UT Schedules ‘Africa Semester’

KNOXVILLE — A semester-long celebration of the culture, history, art and entertainment of Africa is scheduled at the University of Tennessee starting in January.

“Africa At Home/Home in Africa” will continue through commencement in May. It is designed to highlight the cultural ties between Africa and other cultures worldwide and over time, Provost Loren Crabtree said.

Featured events include an international conference, a theatrical production, a major exhibit at McClung Museum, a film series, and appearances by internationally acclaimed performers.

Africa Semester will touch all aspects of university life, Crabtree said.

“Africa’s history is rich in tradition and culture, but the image many people have of it is clouded by stereotypes or lack of information about modern Africa,” Crabtree said.

“At the end of Africa Semester, I believe students, faculty, staff and the community at large will have a much greater appreciation of this powerful and emerging continent.”

Most of the activities will be open to the public.

A McClung Museum exhibit, “The World Moves, We Follow: Celebrating African Art,” is scheduled to open Jan. 10, said Dr. William Dewey, UT art historian who is curator of the exhibition. Dewey and other faculty on the steering committee are planning and coordinating events for Africa Semester.

Other faculty committee members and their UT departments are: Leslie Gay, music; Dr. Rosalind Hackett, religious studies; Dr. Carolyn Hodges and Dr. Stephanie Ohnesorg, modern foreign languages; and Amadou Sall, African and African-American studies. Students from the African-American Students Association also are participating in the planning.

Several major events will follow in February and March, starting with a kick-off celebration Feb. 4 in the University Center Ballroom.

An international conference, “Cultures in Motion: The Africa Connection,” will open Feb. 6, said Hodges, professor and head of modern foreign languages. Hodges and Ohnesorg are co-chairing the conference.

More than 60 scholars from around the world have indicated they will present papers at the four-day conference.

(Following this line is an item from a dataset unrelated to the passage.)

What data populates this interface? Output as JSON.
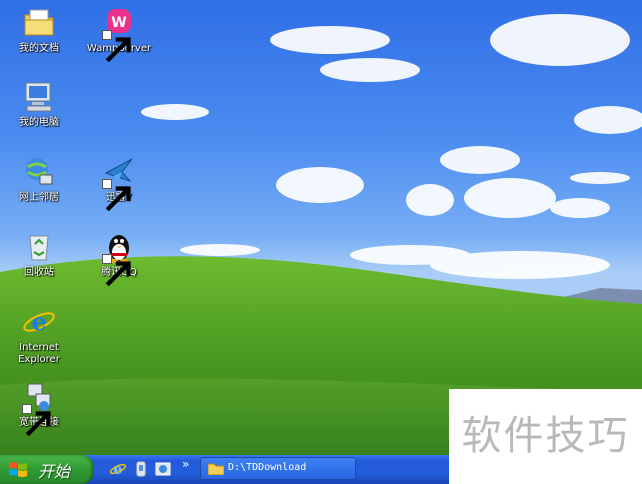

“The conference is not just about Africa,” Hodges said. “It also will look at Africa and its interconnections with the world. We are very pleased with response to the call for papers and the diversity of topics they represent.”

A theatrical production to coincide with the conference will be announced soon by the UT Theatre Department.

“Regional Collections of African Art,” an exhibit at Ewing Gallery, will open Feb. 10 and run through March 4.

Performances by Ladysmith Black Mambazo and the Soweto Street Dance Company are set for March.

Events will be added to the calendar frequently, Dewey said. Persons interested in Africa Semester and the calendar of events should check the program’s Web site frequently at http://pr.tennessee.edu/africa/.